Fred Harteis News Articles - Bad co-workers get all the press. Brash bullies, sneaky saboteurs and prickly prima donnas have been the subject of more than a few career-related books, advice columns and even television shows such as 'The Office. ' But the attention that rumormongers, know-it-alls and killjoys receive doesn't mean there aren't professionals in your workplace who are worth getting to know. Following are four types of office good guys who can help you advance your career or simply make your workday a little easier.
An organization's most influential individuals are not always the highest-ranking -- or highest-profile -- employees. While some of your less savvy co-workers might focus all their energy on flattering the higher-ups, the company's executive or administrative assistants are often the ones who actually run much of the show, albeit behind the scenes. Administrative professionals hold key information about the bosses' priorities, schedules and moods. Having established a rapport with the these less-heralded power players might come in handy when you're in a pinch and need to quickly squeeze in some face time with a manager. They also can provide invaluable insight into when -- and when not -- to approach the boss.
The Grapevine Monitor.
Unlike the dirt-dishing gossip, who delights in spreading "juicy" tales of trivial interoffice melodrama, the grapevine monitor is acutely aware of the office's relevant developments and political undercurrents. The grapevine monitor remains current on organizational issues by doing more listening than talking at the watercooler. Developing an ally in the information loop, who can filter the meaningful business-related information from the nonsense, can be valuable in times of transition. For instance, the grapevine monitor may know of upcoming projects, budget cuts or resource restrictions before the information is distributed through official channels. Put simply, when significant changes are afoot, it never hurts to have a trustworthy friend with an ear to the ground.
The Well-Connected Social Butterfly.

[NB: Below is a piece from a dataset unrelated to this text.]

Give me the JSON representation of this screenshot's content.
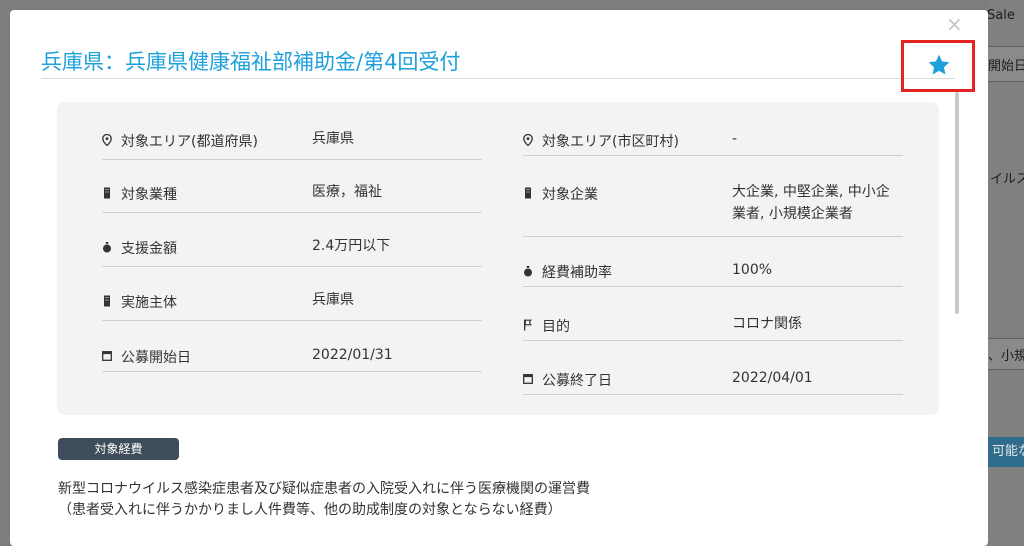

There is typically at least one individual in every company who seems to know -- and get along with -- everyone else. Acquaint yourself with this person. The well-connected social butterfly is a consummate team builder who never forgets a face, name or detail. Aligning yourself with the social butterfly is particularly helpful if you are shy or new to an organization. These expert communicators and collaborators can ease your adjustment and help you branch out by introducing you to staff members from other areas of the company. In addition, watching how the well-connected social butterfly operates (how the person starts conversations, interacts with others and puts people at ease) can help you enhance your interpersonal skills and ability to collaborate with others.
The Coolheaded Veteran.
The coolheaded veteran is not identified by age but by experience and temperament. In times of high pressure and tight deadlines, this steady professional weathers the storm with efficiency and poise. Sage, calm and resourceful, the veteran has encountered difficult times in the past and is willing to share his or her survival tips on performing with grace under fire. Whether you seek the cool-headed veteran's counsel as issues arise or he or she becomes a close mentor, this unflappable and wise worker is worth observing and emulating.
Knowing which relationships to leverage in the workplace is as important as understanding which people to watch out for. So identify the heroes in your workplace and consider inviting one of them to lunch -- it's never too early or too late to start building these valuable contacts.